ACC play is here for real, and what better way to usher in what coach Tony Bennett calls the “second season” with a visit from Virginia Tech. Boasting impressive 3-point shooting, an offense that doesn’t turn the ball over much, a signature win over preseason #1 Michigan State, and a potential break-out star in Landers Nolley, would new coach Mike Young begin his Virginia Tech career with a win over Virginia?
A win is a win is a win, only more so when it comes over Virginia Tech. The Cavaliers jumped to an early 7 – 2 lead, held the Hokies scoreless for four 4-minute stretches en route to their lowest score in 52 years, and forced Tech into a 16% night from 3. It was also the 4th time this season the Hoos have held a foe to under 40 points. It was a comprehensive beatdown.
Braxton Key. He graduated from a cast on his left wrist to a splint and continued his fine run of play: he scored 11 of Virginia’s first 23 points and finished with 18 points on 8 – 12 shooting and he gathered 10 boards on the game. Plus, he turned his defense up a notch in the second half and was largely responsible for Nolley scoring just 3 points after the break.
Jay Huff. Bennett has tried starting Huff, or like today, bringing him off the bench to be a spark for the team. Huff’s not doing particularly well in either role. The past couple of games he’s been lackadaisical. It happened twice against Navy, and once again today, but Huff established position under the defensive board only to allow a much shorter player behind him to get the rebound. He’s playing smaller than his 7’1” frame would suggest. He also had two rather marked over-rotations out on the perimeter that allowed easy paths to basket for Nolley and PJ Horne.
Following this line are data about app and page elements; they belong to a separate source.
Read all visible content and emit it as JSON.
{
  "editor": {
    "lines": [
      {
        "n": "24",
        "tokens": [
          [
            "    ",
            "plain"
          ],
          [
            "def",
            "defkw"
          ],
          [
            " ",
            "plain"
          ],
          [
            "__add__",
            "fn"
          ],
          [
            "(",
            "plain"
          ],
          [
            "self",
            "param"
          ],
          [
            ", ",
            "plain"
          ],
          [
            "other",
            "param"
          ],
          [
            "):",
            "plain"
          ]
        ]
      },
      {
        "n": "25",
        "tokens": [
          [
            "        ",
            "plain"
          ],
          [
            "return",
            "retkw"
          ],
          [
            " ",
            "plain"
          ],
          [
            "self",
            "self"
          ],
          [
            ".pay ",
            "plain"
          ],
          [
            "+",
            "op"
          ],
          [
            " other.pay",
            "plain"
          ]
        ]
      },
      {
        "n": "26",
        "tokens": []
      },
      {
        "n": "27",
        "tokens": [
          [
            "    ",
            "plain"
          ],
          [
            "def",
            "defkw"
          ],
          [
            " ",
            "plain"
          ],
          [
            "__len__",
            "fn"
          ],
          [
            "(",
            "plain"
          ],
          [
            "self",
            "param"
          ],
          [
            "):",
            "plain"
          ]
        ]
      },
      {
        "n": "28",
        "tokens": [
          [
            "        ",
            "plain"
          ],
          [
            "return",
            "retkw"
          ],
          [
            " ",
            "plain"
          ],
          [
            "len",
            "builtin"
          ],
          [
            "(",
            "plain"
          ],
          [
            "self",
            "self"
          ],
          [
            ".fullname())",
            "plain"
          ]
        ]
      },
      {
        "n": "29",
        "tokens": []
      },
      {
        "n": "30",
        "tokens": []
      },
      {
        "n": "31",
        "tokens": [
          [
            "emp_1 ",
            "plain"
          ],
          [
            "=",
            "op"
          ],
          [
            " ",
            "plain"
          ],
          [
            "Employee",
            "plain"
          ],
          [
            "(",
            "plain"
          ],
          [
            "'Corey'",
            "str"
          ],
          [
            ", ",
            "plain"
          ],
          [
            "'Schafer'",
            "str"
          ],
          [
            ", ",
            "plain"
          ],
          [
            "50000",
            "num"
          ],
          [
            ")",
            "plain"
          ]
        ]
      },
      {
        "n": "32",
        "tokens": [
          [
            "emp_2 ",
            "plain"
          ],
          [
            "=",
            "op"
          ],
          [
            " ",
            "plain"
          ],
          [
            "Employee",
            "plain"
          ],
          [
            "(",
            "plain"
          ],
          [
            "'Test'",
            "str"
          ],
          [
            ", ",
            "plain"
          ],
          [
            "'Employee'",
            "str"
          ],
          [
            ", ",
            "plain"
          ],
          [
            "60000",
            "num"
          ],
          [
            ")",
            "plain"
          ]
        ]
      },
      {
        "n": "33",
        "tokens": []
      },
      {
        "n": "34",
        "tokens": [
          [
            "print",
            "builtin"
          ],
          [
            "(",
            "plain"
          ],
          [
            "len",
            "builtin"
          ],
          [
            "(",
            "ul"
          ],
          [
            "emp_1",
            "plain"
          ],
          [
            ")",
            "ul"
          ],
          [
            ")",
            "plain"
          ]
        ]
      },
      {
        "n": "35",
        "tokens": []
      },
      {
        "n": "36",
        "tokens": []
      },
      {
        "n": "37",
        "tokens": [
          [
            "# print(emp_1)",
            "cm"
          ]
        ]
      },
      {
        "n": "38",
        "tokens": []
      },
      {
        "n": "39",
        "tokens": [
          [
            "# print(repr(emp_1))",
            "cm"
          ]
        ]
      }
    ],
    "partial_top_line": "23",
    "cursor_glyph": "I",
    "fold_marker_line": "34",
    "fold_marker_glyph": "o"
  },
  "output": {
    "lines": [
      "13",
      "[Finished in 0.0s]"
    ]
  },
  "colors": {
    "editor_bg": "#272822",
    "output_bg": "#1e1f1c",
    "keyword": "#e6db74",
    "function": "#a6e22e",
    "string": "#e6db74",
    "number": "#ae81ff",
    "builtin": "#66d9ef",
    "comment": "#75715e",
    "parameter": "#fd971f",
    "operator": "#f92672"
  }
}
Closing out the first half. At last! The Hokies were hanging around in the first half. Nolley made a pair of threes – the last a +1 after Braxton Key bit on a pump fake that I could see was a pump – and Tech was only down 28 – 17 with the ball and 40 seconds left to play. It had all the hallmarks of another defensive lapse that would let the Hokies close to 8 or 9 going into the locker room. Except that Mamadi Diakite drew the assignment of stopping Nolley when he tried to get down low for a slash to the bucket. Diakite moved his feet, shielded Nolley beautifully, and Nolley lost the ball. Bennett called a timeout – rare for him – and Clark fed Huff at the elbow, who then made this pass to Kody Stattmann:
The lead was up to 13 and it was the Cavaliers who were bouncing into the locker room. Tech never got closer than that the rest of the game.
3-point shooting. Oh, we shot all right, 7 – 21 on the day, for a 33.3% outing. That is good for us at this point, but historically 30% is pretty sucky. At least four of these were toss-ups as the shot clock was expiring, so in terms of true shooting, maybe you could say we were 7 – 17 for 41%. Nah. Shooting late in the clock is part of the game after all. There is still no reason for anyone to fear our outside game at this point.
To be fair, it was a poor night shooting the 3 for lots of teams across the collegiate landscape. Maryland and Kansas shot 25%; Villanova, Marquette and Auburn made 23% of their shots, West Virginia was at 21% and Kansas brings up the rear at 17.6%. So maybe 33.3% is the new average.
Oh wait, we held Tech to 16%. LOL
Kody Stattmann. The Aussie had a career high 10 points to go with 8 rebounds, helping Virginia to a commanding 38 – 25 rebounding margin. He was aggressive driving to the rim and had the nicest drive-and-kick of the game on Kihei Clark’s three. We’d be a better team if he was our 7th or 8th man as opposed to a starter, but he is getting more involved as the season is progressing. It is a shame he missed four games earlier this season due to illness.
Kihei Clark. Clark also set a career high, scoring 18 points and getting into the paint at will. He’s still logging too many minutes – and Chase Coleman played alongside him for at least half of his minutes today – but when Clark is fully focused on the job, he’s proving to be a perfectly fine replacement for the departed Ty Jerome.